Bobby is creating models where an agent's behavior is determined by combining multiple models drawn from disparate areas of quantitative psychology. His current model combines existing theories tied to cognitive regulation, attitude polarization, and social comparison. Such combinations result in novel behaviors, such as bifurcation points that can result in polarization depending on the heterogeneity of the agents. These results can be used to explore information sharing across groups with diverse individuals.

Antonio Sirianni, Sociology, Cornell (adsirianni@gmail.com).

Tony is analyzing hierarchy formation in social systems with conflict.
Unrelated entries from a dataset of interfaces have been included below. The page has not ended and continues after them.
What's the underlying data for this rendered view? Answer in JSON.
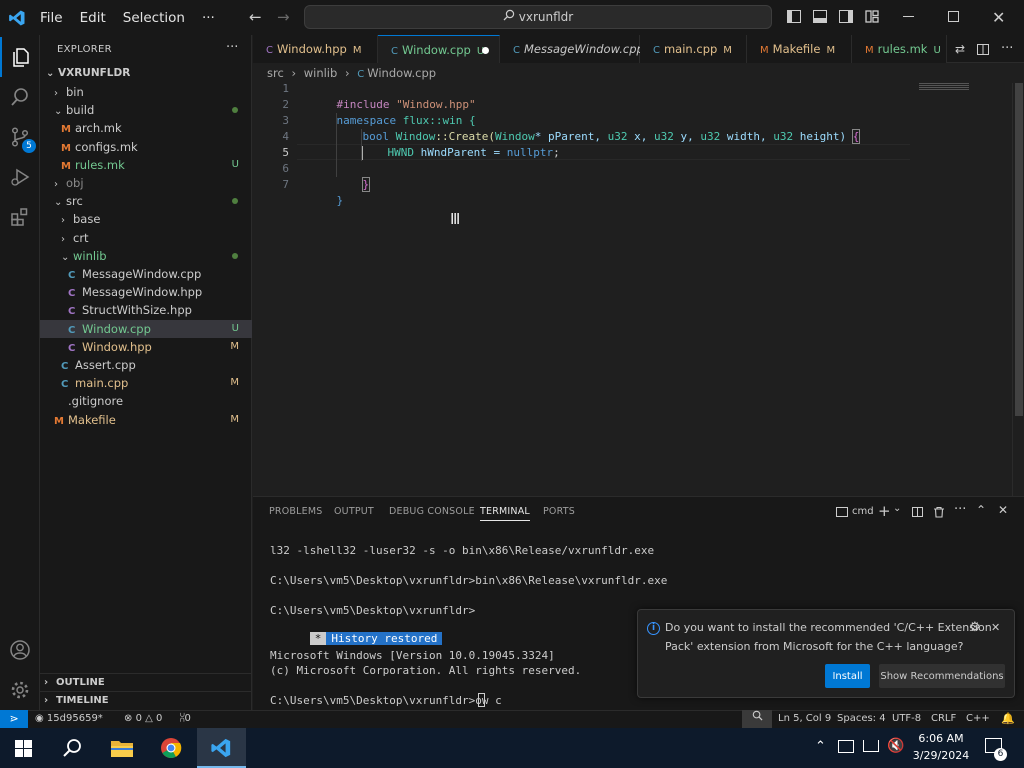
{
  "app": {
    "menu": [
      "File",
      "Edit",
      "Selection",
      "···"
    ],
    "search_text": "vxrunfldr"
  },
  "colors": {
    "accent": "#0078d4",
    "modified": "#e2c08d",
    "untracked": "#73c991",
    "keyword": "#569cd6",
    "type": "#4ec9b0",
    "string": "#ce9178",
    "function": "#dcdcaa",
    "param": "#9cdcfe"
  },
  "sidebar": {
    "title": "EXPLORER",
    "folder": "VXRUNFLDR",
    "outline": "OUTLINE",
    "timeline": "TIMELINE",
    "tree": [
      {
        "label": "bin",
        "status": ""
      },
      {
        "label": "build",
        "status": ""
      },
      {
        "label": "arch.mk",
        "status": ""
      },
      {
        "label": "configs.mk",
        "status": ""
      },
      {
        "label": "rules.mk",
        "status": "U"
      },
      {
        "label": "obj",
        "status": ""
      },
      {
        "label": "src",
        "status": ""
      },
      {
        "label": "base",
        "status": ""
      },
      {
        "label": "crt",
        "status": ""
      },
      {
        "label": "winlib",
        "status": ""
      },
      {
        "label": "MessageWindow.cpp",
        "status": ""
      },
      {
        "label": "MessageWindow.hpp",
        "status": ""
      },
      {
        "label": "StructWithSize.hpp",
        "status": ""
      },
      {
        "label": "Window.cpp",
        "status": "U"
      },
      {
        "label": "Window.hpp",
        "status": "M"
      },
      {
        "label": "Assert.cpp",
        "status": ""
      },
      {
        "label": "main.cpp",
        "status": "M"
      },
      {
        "label": ".gitignore",
        "status": ""
      },
      {
        "label": "Makefile",
        "status": "M"
      }
    ]
  },
  "tabs": [
    {
      "label": "Window.hpp",
      "status": "M"
    },
    {
      "label": "Window.cpp",
      "status": "U"
    },
    {
      "label": "MessageWindow.cpp",
      "status": ""
    },
    {
      "label": "main.cpp",
      "status": "M"
    },
    {
      "label": "Makefile",
      "status": "M"
    },
    {
      "label": "rules.mk",
      "status": "U"
    }
  ],
  "breadcrumb": [
    "src",
    "winlib",
    "Window.cpp"
  ],
  "code": {
    "line_numbers": [
      "1",
      "2",
      "3",
      "4",
      "5",
      "6",
      "7"
    ],
    "l1_kw": "#include",
    "l1_str": "\"Window.hpp\"",
    "l2_kw": "namespace",
    "l2_ns": "flux::win {",
    "l3_bool": "bool",
    "l3_cls": "Window",
    "l3_fn": "::Create(",
    "l3_t1": "Window",
    "l3_p1": "* pParent,",
    "l3_t2": "u32",
    "l3_p2": "x,",
    "l3_t3": "u32",
    "l3_p3": "y,",
    "l3_t4": "u32",
    "l3_p4": "width,",
    "l3_t5": "u32",
    "l3_p5": "height)",
    "l3_brace": "{",
    "l4_type": "HWND",
    "l4_var": "hWndParent = ",
    "l4_kw": "nullptr",
    "l4_end": ";",
    "l6": "}",
    "l7": "}"
  },
  "panel": {
    "tabs": [
      "PROBLEMS",
      "OUTPUT",
      "DEBUG CONSOLE",
      "TERMINAL",
      "PORTS"
    ],
    "shell": "cmd",
    "terminal_lines": [
      "l32 -lshell32 -luser32 -s -o bin\\x86\\Release/vxrunfldr.exe",
      "C:\\Users\\vm5\\Desktop\\vxrunfldr>bin\\x86\\Release\\vxrunfldr.exe",
      "C:\\Users\\vm5\\Desktop\\vxrunfldr>",
      "Microsoft Windows [Version 10.0.19045.3324]",
      "(c) Microsoft Corporation. All rights reserved.",
      "C:\\Users\\vm5\\Desktop\\vxrunfldr>ow c"
    ],
    "history_star": "*",
    "history_text": "History restored"
  },
  "notification": {
    "message_line1": "Do you want to install the recommended 'C/C++ Extension",
    "message_line2": "Pack' extension from Microsoft for the C++ language?",
    "install": "Install",
    "show_recommendations": "Show Recommendations"
  },
  "statusbar": {
    "branch": "15d95659*",
    "errors": "0",
    "warnings": "0",
    "ports": "0",
    "position": "Ln 5, Col 9",
    "spaces": "Spaces: 4",
    "encoding": "UTF-8",
    "eol": "CRLF",
    "language": "C++"
  },
  "taskbar": {
    "time": "6:06 AM",
    "date": "3/29/2024",
    "notif_count": "6"
  }
}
In his system, pairs of agents may establish a dominance ranking when they engage in conflict. Other agents may observe, and remember, the outcomes of such conflicts. He finds that as the agents' memories of past outcomes increase, more hierarchical structures emerge. He also identifies an important tradeoff between social harmony and adaptation.

Martin Smyth, Technology and Society, Stony Brook (martin.smyth@stonybrook.edu).

Marty is developing models of regime violence during political revolutions. His focus is on the interplay between protesters and the response of the regime in power. His model includes factors such as political grievance, activation accretion, information flows, and the ability of the regime to project force. Using this model and data that arose in Egypt during the Arab Spring, he is formulating a more general theory of political revolutions.

Dandong Yin, Geography and Geographic Information, U. of Illinois at Urbana-Champaign (ddcamiu@gmail.com).

Dandong is using twitter data to understand social patterns across time and space. Clustering th data based on each tweet's location, he can identify various social patterns, such as daily activities linked to the time of day. These patterns reveal the presence of public versus private places, including specific locations like restaurants or popular outdoor meeting places. The data may also reveal other interesting social behaviors, such as shirking at work.

Luis Alberto Sanchez Zacateco, Economics, Instituto Politecnico Nacional (luisal.zac@gmail.com).

Luis considers a multi-objective evolutionary approach to understanding stock-market behavior. His model considers two representative agents, one of which invests using a traditional Markowitz model while the other uses a genetic algorithm to maximize a measure of the Conditional Value at Risk (CVaR). Using data from the Mexican Stock Market over a three-year period, he finds (confirmed by back testing) that the evolving algorithm can develop productive trading strategies.

Xiaolin Zhuo, Sociology and Quantitative Social Science, Harvard (xiaolinzhuo@fas.harvard.edu).

Xiaolin is doing a network analysis of research on the topic of networks---a rapidly growing transdisciplinary research field. Her analysis considers the various overlapping networks that are common in research, such as coauthorship and citation patterns. She finds that the differnt networks have very different characteristics, and she is currently building a theoretical models to understand better the forces that can lead to such observations.

John H. Miller , miller@santafe.edu.